App and web page records:
____________________
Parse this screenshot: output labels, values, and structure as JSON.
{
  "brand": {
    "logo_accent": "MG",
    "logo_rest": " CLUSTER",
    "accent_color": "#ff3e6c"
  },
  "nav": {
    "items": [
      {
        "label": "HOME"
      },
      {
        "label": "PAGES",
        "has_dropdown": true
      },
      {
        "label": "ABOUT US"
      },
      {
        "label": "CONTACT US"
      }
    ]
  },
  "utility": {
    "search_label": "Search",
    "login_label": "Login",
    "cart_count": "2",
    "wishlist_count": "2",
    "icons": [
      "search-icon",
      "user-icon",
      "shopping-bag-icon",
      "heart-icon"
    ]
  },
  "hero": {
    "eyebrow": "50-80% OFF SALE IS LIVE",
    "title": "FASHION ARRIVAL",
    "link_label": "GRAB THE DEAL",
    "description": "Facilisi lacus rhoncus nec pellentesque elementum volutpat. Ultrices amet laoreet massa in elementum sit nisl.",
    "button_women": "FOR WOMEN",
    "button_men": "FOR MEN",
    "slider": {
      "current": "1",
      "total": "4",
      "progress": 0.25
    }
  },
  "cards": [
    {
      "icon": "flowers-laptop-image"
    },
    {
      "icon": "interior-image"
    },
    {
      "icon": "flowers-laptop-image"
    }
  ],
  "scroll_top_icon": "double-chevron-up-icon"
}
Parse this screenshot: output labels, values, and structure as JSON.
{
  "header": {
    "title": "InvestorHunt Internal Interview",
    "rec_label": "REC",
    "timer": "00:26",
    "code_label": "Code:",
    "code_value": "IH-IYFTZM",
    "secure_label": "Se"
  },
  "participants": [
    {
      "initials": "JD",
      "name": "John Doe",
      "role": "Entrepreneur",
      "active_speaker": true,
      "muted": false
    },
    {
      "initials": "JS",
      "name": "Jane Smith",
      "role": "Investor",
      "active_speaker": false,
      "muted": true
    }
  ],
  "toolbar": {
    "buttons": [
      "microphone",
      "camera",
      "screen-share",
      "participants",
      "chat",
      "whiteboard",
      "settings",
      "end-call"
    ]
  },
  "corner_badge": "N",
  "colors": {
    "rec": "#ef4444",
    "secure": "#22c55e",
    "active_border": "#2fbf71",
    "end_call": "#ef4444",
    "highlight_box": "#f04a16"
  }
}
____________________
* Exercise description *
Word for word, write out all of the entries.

* Result *
Parse this screenshot: output labels, values, and structure as JSON.
{
  "brand": {
    "logo_accent": "MG",
    "logo_rest": " CLUSTER",
    "accent_color": "#ff3e6c"
  },
  "nav": {
    "items": [
      {
        "label": "HOME"
      },
      {
        "label": "PAGES",
        "has_dropdown": true
      },
      {
        "label": "ABOUT US"
      },
      {
        "label": "CONTACT US"
      }
    ]
  },
  "utility": {
    "search_label": "Search",
    "login_label": "Login",
    "cart_count": "2",
    "wishlist_count": "2",
    "icons": [
      "search-icon",
      "user-icon",
      "shopping-bag-icon",
      "heart-icon"
    ]
  },
  "hero": {
    "eyebrow": "50-80% OFF SALE IS LIVE",
    "title": "FASHION ARRIVAL",
    "link_label": "GRAB THE DEAL",
    "description": "Facilisi lacus rhoncus nec pellentesque elementum volutpat. Ultrices amet laoreet massa in elementum sit nisl.",
    "button_women": "FOR WOMEN",
    "button_men": "FOR MEN",
    "slider": {
      "current": "1",
      "total": "4",
      "progress": 0.25
    }
  },
  "cards": [
    {
      "icon": "flowers-laptop-image"
    },
    {
      "icon": "interior-image"
    },
    {
      "icon": "flowers-laptop-image"
    }
  ],
  "scroll_top_icon": "double-chevron-up-icon"
}
Parse this screenshot: output labels, values, and structure as JSON.
{
  "header": {
    "title": "InvestorHunt Internal Interview",
    "rec_label": "REC",
    "timer": "00:26",
    "code_label": "Code:",
    "code_value": "IH-IYFTZM",
    "secure_label": "Se"
  },
  "participants": [
    {
      "initials": "JD",
      "name": "John Doe",
      "role": "Entrepreneur",
      "active_speaker": true,
      "muted": false
    },
    {
      "initials": "JS",
      "name": "Jane Smith",
      "role": "Investor",
      "active_speaker": false,
      "muted": true
    }
  ],
  "toolbar": {
    "buttons": [
      "microphone",
      "camera",
      "screen-share",
      "participants",
      "chat",
      "whiteboard",
      "settings",
      "end-call"
    ]
  },
  "corner_badge": "N",
  "colors": {
    "rec": "#ef4444",
    "secure": "#22c55e",
    "active_border": "#2fbf71",
    "end_call": "#ef4444",
    "highlight_box": "#f04a16"
  }
}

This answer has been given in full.